We were happy to see some focus in the Strategy on improving Internet protocols, which are important for ensuring that the Internet is functional, safe, and secure. The Strategy envisions a “clean-up effort” of the technical foundations of the Internet including Border Gateway Protocol (BGP) vulnerabilities, unencrypted DNS, and the slow adoption of IPv6. Cloudflare has been a long time supporter of security and privacy improvements to these foundational protocols, and wholeheartedly endorses this clean up effort. We have written about our support for improving the security of these protocols, including securing BGP through the use of RPKI and improving DNS privacy by launching support for DNS over HTTPS, DNS over TLS and Oblivious DNS over HTTPS.
Building International Partnerships and Assisting Allies and Partners
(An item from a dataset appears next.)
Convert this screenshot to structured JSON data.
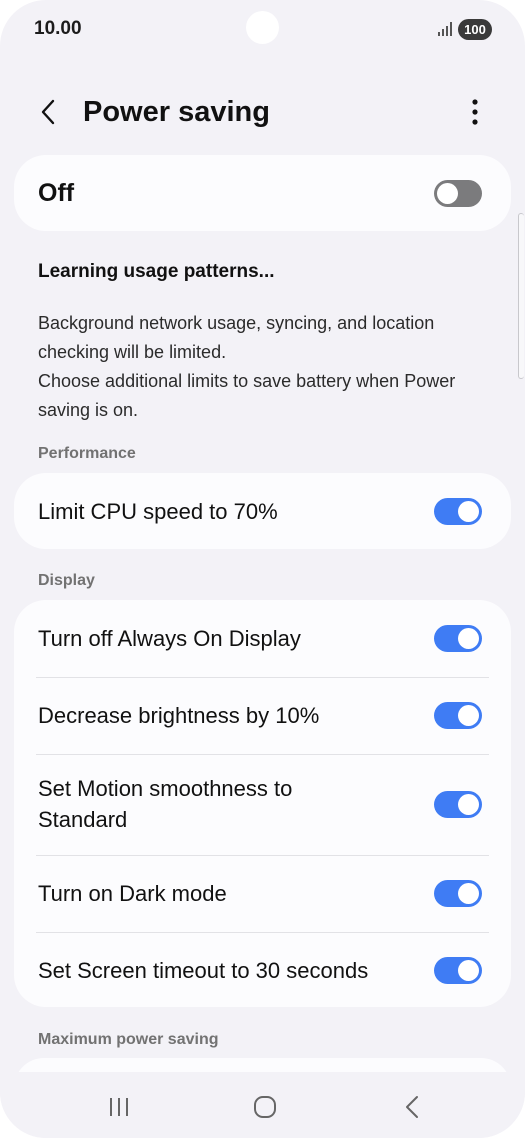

Pillar 5 of the Strategy commits the United States to forging international partnerships to pursue shared goals. Cyber attacks by their very nature are borderless, which means that protecting against cyber attacks cannot mean only protecting entities within one’s borders. Cyber defense is an international effort, and we cannot preserve and extend the open, free, global, interoperable, reliable and secure Internet if we do not help to defend, as well as build the capacity of, other countries through coalition building. The Strategy aims to assist allies and partners. With the invasion of Ukraine, Cloudflare has directly witnessed the importance of private sector collaboration [link to article] in efforts to assist allies and partners. Cloudflare is proud of the role we have played in helping protect Ukraine from cyberattack, which we described here, here, and here. Another way that we are working to provide support to vulnerable infrastructure outside of the United States is through Project Safekeeping, modeled after CIDP. In December, as part of Impact Week, we announced that we would be providing our enterprise-level Zero Trust cybersecurity solution to eligible entities in Australia, Germany, Japan, Portugal, and the United Kingdom, at no cost, with no time limit.
We again congratulate the White House on the National Cybersecurity Strategy. We have partnered with the US government in the past to help the federal government defend itself against cyberattacks, and we look forward to continuing our collaboration with the US government and other private sector entities for a more safe and secure Internet.